This points to the conclusion that Voiceless Victims was just an empty shell and that the purpose of its fakery was to create the impression of an active human rights organisation without actually being one.
The very limited amount of public campaigning that it did consisted almost entirely of postings on social media. Voiceless Victims boasted of using “unconventional and creative” methods to campaign but there was nothing very creative about its social media posts. Many were just vague exhortations such as “Have a heart”, “Lend a hand”, “Stand out and make a difference”. The graphics accompanying some of its posts looked slightly more creative but they were not original. Google image searches on a random sample showed they had all been copied (sometimes with adaptations) from elsewhere. The graphic used here, for example, had appeared earlier on an Italian website. Another, showing a row of light bulbs, had previously been used in Britain by the National Health Service.
Apart from the draft petition against Qatari sponsorship of Barcelona football club — circulated to activists but never implemented — Voiceless Victims’ only contribution of substance was the 73-second video about the 2022 World Cup which actually said nothing that hadn’t been said previously by others.
The suspicion is that Voiceless Victims was some kind of covert operation to identify individual activists, to find out who was doing what in connection with Qatar’s migrant workers, and perhaps discover more about their plans.
There are several reasons for that suspicion. One is that at least two organisations received emails from Voiceless Victims containing links to a website that has been associated with cyberattacks in the past. This appeared to be a first step towards gathering information about the workings of their computer system. One of the recipients was Amnesty International where the email triggered a security alert but others may have received it without being aware of the threat it posed.

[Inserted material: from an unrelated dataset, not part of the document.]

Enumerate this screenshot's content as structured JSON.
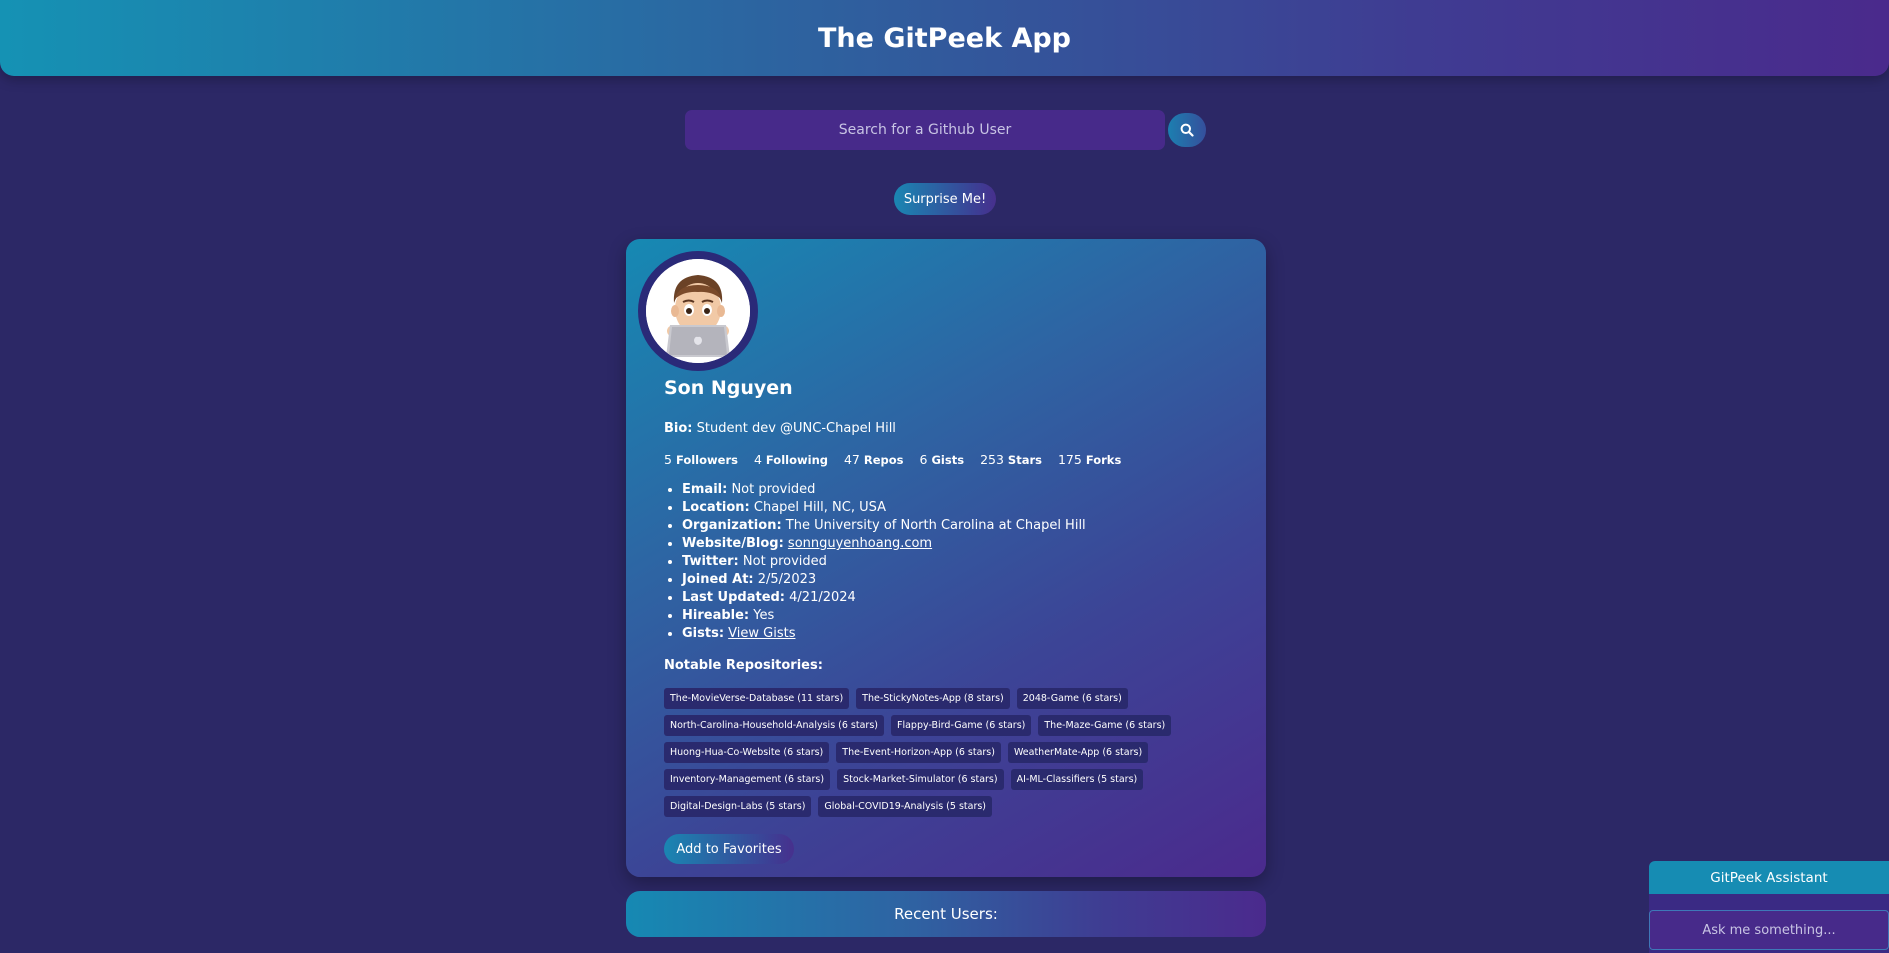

Besides proposing cooperation with Amnesty and other organisations, Voiceless Victims also asked Amnesty to keep them informed about campaign plans.
The soliciting of abuse stories from workers in Qatar was another worrying aspect: though possibly innocent but ill-conceived, it could potentially be used to entrap activists inside the country.
Nor was the Voiceless Victims affair an isolated case. There is a history of mischief-making in connection with the World Cup and Qatar’s construction workers and in January 2016 the International Trade Union Confederation (ITUC) issued the following statement:
“The ITUC has for some time been facing a disinformation campaign by unidentified persons, in connection with our campaign to defend the rights of migrant workers in Qatar including those preparing infrastructure for the 2022 World Cup.
“This campaign has included the dissemination of fake videos and other materials, setting up of fake social media accounts and various other techniques aimed at the ITUC and at individual people.
“This week the ITUC received confirmation that ITUC email accounts have been hacked, and falsified material inserted into emails. We anticipate that this campaign may intensify in the coming weeks with the election of a new FIFA President due on February 26 and important discussions in UN institutions … in the first quarter of this year.”
This is not to suggest Voiceless Victims was responsible for those attacks but there was clearly someone, somewhere, seeking to disrupt the work of activists.
Voiceless Victims is of course welcome to respond to any points in this article. though it has had opportunities before and has not taken them up. In the meantime there is one person who may be able to shed some light on the affair: the man who did the voiceover for the video. He sounds like a professional sports commentator and perhaps someone, somewhere, may recognise his voice.
Originally published at al-bab.com.